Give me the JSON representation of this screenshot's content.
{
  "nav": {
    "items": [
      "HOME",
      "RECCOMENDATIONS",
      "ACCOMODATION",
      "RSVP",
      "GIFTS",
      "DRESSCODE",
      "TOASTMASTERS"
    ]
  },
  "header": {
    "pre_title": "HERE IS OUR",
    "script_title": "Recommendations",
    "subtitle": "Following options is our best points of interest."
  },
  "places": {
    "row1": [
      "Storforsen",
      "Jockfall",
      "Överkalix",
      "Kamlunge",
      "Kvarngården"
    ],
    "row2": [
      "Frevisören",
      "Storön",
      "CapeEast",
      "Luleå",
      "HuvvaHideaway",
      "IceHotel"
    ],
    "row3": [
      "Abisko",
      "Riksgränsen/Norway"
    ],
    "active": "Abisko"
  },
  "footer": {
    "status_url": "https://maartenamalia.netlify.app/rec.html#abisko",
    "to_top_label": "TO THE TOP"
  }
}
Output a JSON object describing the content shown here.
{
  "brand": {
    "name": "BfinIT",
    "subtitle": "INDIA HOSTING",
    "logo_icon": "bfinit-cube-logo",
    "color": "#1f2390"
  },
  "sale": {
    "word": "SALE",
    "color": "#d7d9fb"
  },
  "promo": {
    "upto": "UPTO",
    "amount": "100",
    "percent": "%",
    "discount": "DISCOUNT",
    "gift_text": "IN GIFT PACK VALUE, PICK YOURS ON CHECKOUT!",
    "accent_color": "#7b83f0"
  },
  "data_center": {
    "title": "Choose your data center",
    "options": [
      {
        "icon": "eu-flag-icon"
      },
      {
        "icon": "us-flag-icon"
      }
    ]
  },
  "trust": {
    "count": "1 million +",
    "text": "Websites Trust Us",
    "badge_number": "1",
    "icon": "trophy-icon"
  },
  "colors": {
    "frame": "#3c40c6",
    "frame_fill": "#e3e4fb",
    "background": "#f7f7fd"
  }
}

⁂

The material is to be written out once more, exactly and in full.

Give me the JSON representation of this screenshot's content.
{
  "nav": {
    "items": [
      "HOME",
      "RECCOMENDATIONS",
      "ACCOMODATION",
      "RSVP",
      "GIFTS",
      "DRESSCODE",
      "TOASTMASTERS"
    ]
  },
  "header": {
    "pre_title": "HERE IS OUR",
    "script_title": "Recommendations",
    "subtitle": "Following options is our best points of interest."
  },
  "places": {
    "row1": [
      "Storforsen",
      "Jockfall",
      "Överkalix",
      "Kamlunge",
      "Kvarngården"
    ],
    "row2": [
      "Frevisören",
      "Storön",
      "CapeEast",
      "Luleå",
      "HuvvaHideaway",
      "IceHotel"
    ],
    "row3": [
      "Abisko",
      "Riksgränsen/Norway"
    ],
    "active": "Abisko"
  },
  "footer": {
    "status_url": "https://maartenamalia.netlify.app/rec.html#abisko",
    "to_top_label": "TO THE TOP"
  }
}
Output a JSON object describing the content shown here.
{
  "brand": {
    "name": "BfinIT",
    "subtitle": "INDIA HOSTING",
    "logo_icon": "bfinit-cube-logo",
    "color": "#1f2390"
  },
  "sale": {
    "word": "SALE",
    "color": "#d7d9fb"
  },
  "promo": {
    "upto": "UPTO",
    "amount": "100",
    "percent": "%",
    "discount": "DISCOUNT",
    "gift_text": "IN GIFT PACK VALUE, PICK YOURS ON CHECKOUT!",
    "accent_color": "#7b83f0"
  },
  "data_center": {
    "title": "Choose your data center",
    "options": [
      {
        "icon": "eu-flag-icon"
      },
      {
        "icon": "us-flag-icon"
      }
    ]
  },
  "trust": {
    "count": "1 million +",
    "text": "Websites Trust Us",
    "badge_number": "1",
    "icon": "trophy-icon"
  },
  "colors": {
    "frame": "#3c40c6",
    "frame_fill": "#e3e4fb",
    "background": "#f7f7fd"
  }
}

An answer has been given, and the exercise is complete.